### Available data ###

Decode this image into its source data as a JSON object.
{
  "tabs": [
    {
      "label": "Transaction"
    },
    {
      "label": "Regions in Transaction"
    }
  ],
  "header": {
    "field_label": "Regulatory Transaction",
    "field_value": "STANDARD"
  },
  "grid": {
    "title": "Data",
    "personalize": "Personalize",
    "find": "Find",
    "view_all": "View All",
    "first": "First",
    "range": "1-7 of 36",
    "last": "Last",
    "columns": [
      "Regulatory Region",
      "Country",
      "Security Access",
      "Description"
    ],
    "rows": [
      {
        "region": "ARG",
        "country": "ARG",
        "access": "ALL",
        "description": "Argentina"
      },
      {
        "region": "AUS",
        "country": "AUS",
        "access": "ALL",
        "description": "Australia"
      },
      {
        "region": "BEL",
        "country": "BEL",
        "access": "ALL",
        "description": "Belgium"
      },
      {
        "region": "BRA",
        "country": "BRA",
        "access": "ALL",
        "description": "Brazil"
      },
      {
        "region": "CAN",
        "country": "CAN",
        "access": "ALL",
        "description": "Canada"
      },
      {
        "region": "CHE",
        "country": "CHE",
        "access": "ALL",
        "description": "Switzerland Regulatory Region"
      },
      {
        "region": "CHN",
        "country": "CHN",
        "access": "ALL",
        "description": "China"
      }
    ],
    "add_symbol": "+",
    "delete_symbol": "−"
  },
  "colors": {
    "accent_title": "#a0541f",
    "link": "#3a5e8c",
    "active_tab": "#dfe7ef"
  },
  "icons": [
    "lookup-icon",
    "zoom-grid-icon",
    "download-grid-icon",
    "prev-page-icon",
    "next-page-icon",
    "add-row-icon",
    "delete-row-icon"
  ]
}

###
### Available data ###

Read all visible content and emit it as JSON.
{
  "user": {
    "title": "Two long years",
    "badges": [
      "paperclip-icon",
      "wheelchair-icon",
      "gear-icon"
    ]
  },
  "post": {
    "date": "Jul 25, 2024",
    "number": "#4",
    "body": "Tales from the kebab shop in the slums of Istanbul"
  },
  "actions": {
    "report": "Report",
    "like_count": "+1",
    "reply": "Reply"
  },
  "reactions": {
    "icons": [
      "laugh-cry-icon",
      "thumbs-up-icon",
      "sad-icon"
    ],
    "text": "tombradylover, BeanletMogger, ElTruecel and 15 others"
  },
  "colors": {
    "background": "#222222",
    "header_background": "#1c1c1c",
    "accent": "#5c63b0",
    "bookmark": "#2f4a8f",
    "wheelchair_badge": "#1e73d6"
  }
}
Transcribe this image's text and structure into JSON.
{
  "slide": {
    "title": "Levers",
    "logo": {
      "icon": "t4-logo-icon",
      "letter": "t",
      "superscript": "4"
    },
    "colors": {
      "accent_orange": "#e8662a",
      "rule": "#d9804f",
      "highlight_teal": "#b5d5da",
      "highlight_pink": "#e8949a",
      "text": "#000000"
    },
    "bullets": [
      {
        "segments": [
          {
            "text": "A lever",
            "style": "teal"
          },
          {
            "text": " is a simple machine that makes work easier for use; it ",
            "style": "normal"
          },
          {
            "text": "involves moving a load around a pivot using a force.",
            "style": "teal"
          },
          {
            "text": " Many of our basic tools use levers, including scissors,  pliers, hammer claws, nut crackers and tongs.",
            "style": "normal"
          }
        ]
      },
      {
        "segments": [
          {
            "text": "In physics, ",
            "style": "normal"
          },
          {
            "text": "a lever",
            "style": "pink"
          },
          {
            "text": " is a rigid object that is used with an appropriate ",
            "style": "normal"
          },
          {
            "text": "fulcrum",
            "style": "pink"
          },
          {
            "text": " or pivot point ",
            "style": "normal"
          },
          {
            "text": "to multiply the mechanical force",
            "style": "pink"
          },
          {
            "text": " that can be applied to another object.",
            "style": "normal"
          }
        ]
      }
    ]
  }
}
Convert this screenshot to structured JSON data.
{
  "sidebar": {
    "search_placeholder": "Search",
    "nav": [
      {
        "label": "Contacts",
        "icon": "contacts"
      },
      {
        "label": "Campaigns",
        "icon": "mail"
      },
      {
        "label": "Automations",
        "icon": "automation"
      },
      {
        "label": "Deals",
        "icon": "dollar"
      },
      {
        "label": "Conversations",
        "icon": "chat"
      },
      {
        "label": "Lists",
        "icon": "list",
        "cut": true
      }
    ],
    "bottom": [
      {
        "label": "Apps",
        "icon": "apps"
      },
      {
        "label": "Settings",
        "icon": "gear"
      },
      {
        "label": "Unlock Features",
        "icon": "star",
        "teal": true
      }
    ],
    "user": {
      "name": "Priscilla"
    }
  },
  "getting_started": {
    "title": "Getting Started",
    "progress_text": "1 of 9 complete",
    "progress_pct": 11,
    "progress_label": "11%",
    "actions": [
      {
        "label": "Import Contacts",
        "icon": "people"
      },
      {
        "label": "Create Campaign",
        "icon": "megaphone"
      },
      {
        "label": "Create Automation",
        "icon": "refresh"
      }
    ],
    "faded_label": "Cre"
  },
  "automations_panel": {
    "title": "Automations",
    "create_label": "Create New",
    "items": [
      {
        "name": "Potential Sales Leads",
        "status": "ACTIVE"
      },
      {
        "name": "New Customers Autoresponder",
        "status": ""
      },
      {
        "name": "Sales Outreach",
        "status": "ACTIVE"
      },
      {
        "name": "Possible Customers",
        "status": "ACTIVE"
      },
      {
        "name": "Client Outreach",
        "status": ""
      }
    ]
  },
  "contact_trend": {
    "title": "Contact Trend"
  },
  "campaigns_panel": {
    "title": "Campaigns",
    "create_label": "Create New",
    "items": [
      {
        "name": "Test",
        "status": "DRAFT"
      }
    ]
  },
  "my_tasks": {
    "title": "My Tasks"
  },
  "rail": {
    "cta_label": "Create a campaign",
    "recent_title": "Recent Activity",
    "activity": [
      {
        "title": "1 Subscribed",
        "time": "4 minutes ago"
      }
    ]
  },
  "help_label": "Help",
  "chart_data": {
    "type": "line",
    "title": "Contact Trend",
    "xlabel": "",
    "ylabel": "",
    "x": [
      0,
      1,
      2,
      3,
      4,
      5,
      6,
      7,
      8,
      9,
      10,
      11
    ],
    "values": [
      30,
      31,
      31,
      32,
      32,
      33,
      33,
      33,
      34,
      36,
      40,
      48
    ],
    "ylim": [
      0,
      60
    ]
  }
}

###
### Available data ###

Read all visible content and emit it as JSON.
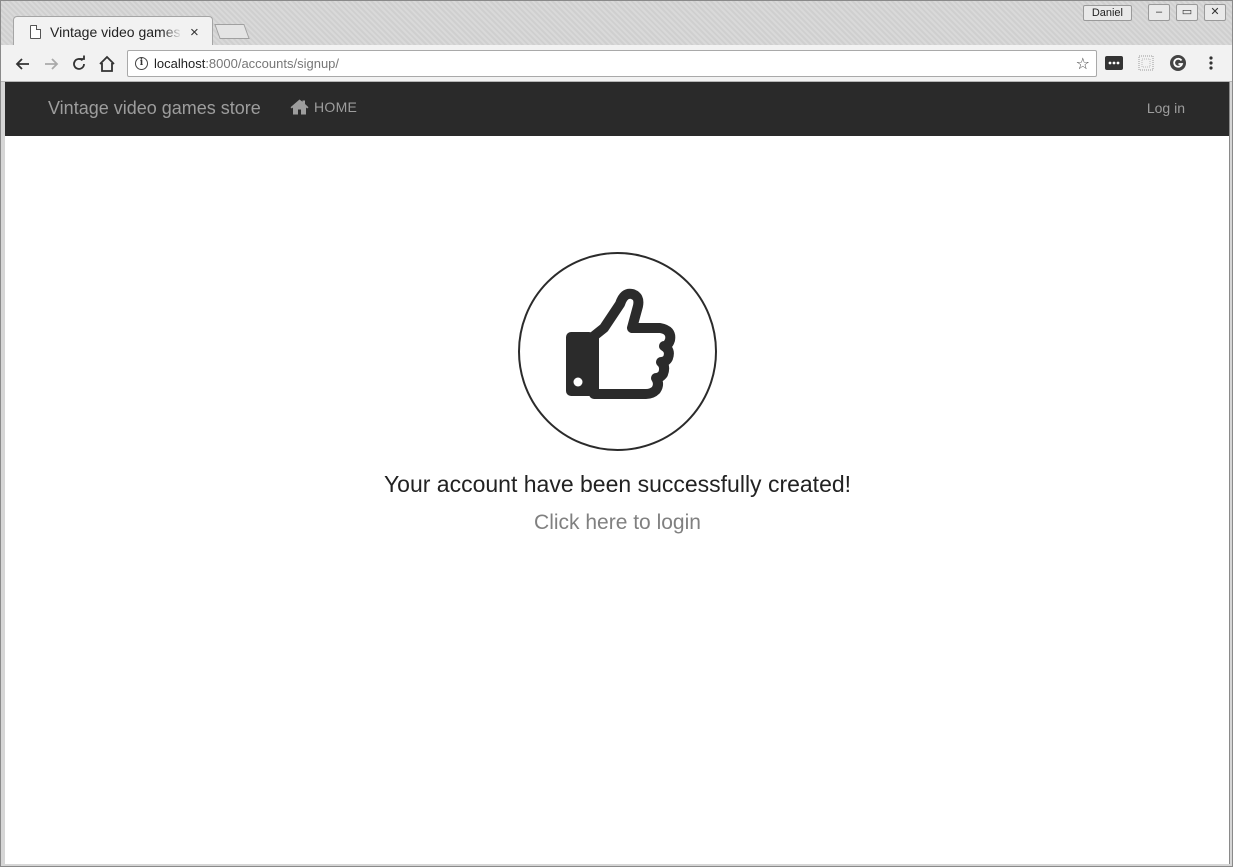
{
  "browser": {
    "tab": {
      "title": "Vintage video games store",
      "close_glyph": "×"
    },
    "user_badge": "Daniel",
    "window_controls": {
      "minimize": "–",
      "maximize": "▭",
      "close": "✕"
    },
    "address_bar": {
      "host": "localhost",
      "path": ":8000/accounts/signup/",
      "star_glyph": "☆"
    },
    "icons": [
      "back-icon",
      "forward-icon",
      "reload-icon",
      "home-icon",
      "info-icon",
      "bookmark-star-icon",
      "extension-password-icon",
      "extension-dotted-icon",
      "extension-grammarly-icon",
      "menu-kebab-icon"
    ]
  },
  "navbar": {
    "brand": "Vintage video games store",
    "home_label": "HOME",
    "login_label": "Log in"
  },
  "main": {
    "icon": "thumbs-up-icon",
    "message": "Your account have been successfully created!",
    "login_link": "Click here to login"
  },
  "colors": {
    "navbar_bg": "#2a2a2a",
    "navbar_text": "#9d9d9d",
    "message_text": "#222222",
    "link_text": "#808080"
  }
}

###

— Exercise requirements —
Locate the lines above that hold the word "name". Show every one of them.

— Written reply —
      "name": "Priscilla"
        "name": "Potential Sales Leads",
        "name": "New Customers Autoresponder",
        "name": "Sales Outreach",
        "name": "Possible Customers",
        "name": "Client Outreach",
        "name": "Test",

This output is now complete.